What is Numbness?
Numbness and tingling are abnormal sensations that can occur anywhere in your body, but are often felt in your hands, feet, arms, or legs. Some other terms that are used to describe numbness are sensory loss, paresthesias, tingling, and loss of sensation.
What are the Causes?
Numbness and tingling have many different possible causes, including:
- Remaining in the same seated or standing position for a long time
- Injuring the particular nerve supplying the body part where you feel the sensation
- Lack of blood supply to the area. For example, plaque buildup from atherosclerosis in the legs can cause pain, numbness, and tingling while walking
- Pressure on the spinal nerves, like that from a herniated disc or fibrotic tissue
- Carpal tunnel syndrome can cause numbness or tingling in your wrist, fingers, hand, or forearm
- Certain medical conditions, including diabetes, an under active thyroid, multiple sclerosis, seizures, or migraine headaches
- Changes in electrolytes, like abnormal levels of calcium, potassium, or sodium in your body
- Vitamin B12 deficiency
- Transient ischemic attack (TIA) or stroke
- Certain medications, including chemotherapy for cancer, chloroquine for malaria, D-penicillamine, isoniazid for tuberculosis, nitrofurantoin, gold therapy for rheumatoid arthritis, or phenytoin for seizures
- Toxic action on nerves, such as that from lead, alcohol, or tobacco
Where will it Occur?
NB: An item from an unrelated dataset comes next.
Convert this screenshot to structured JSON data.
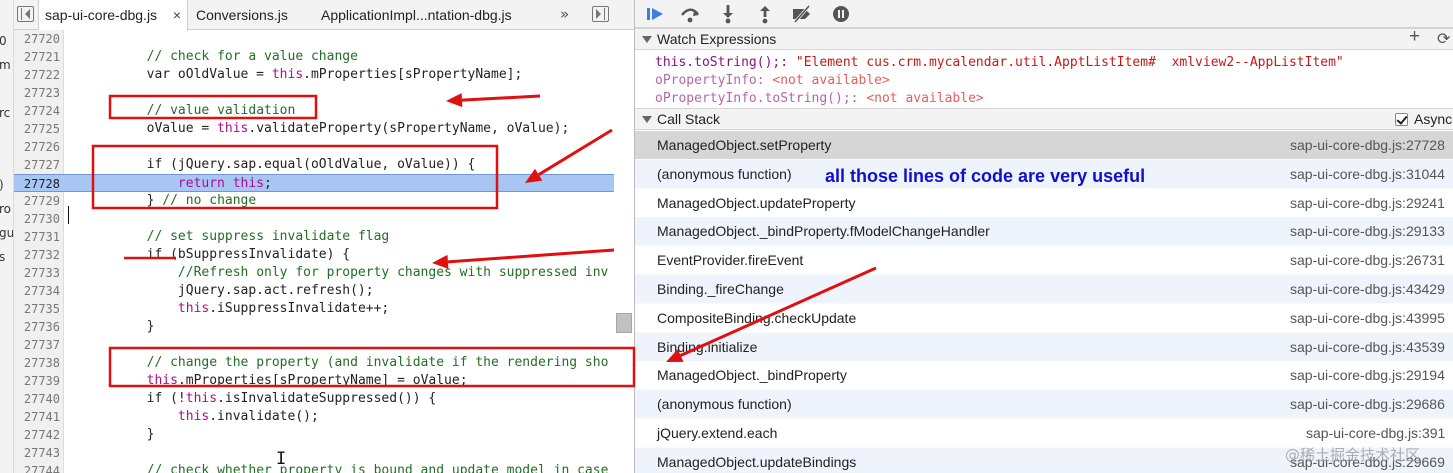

The injury often times is in the neck, back, wrist, elbow, and leg but can occur anywhere in your body. If you have a neck injury, for example, you may feel the sensation anywhere along your arm or hand. Similarly, a low back injury can cause sciatica — a sensation of numbness or tingling down the back of your leg.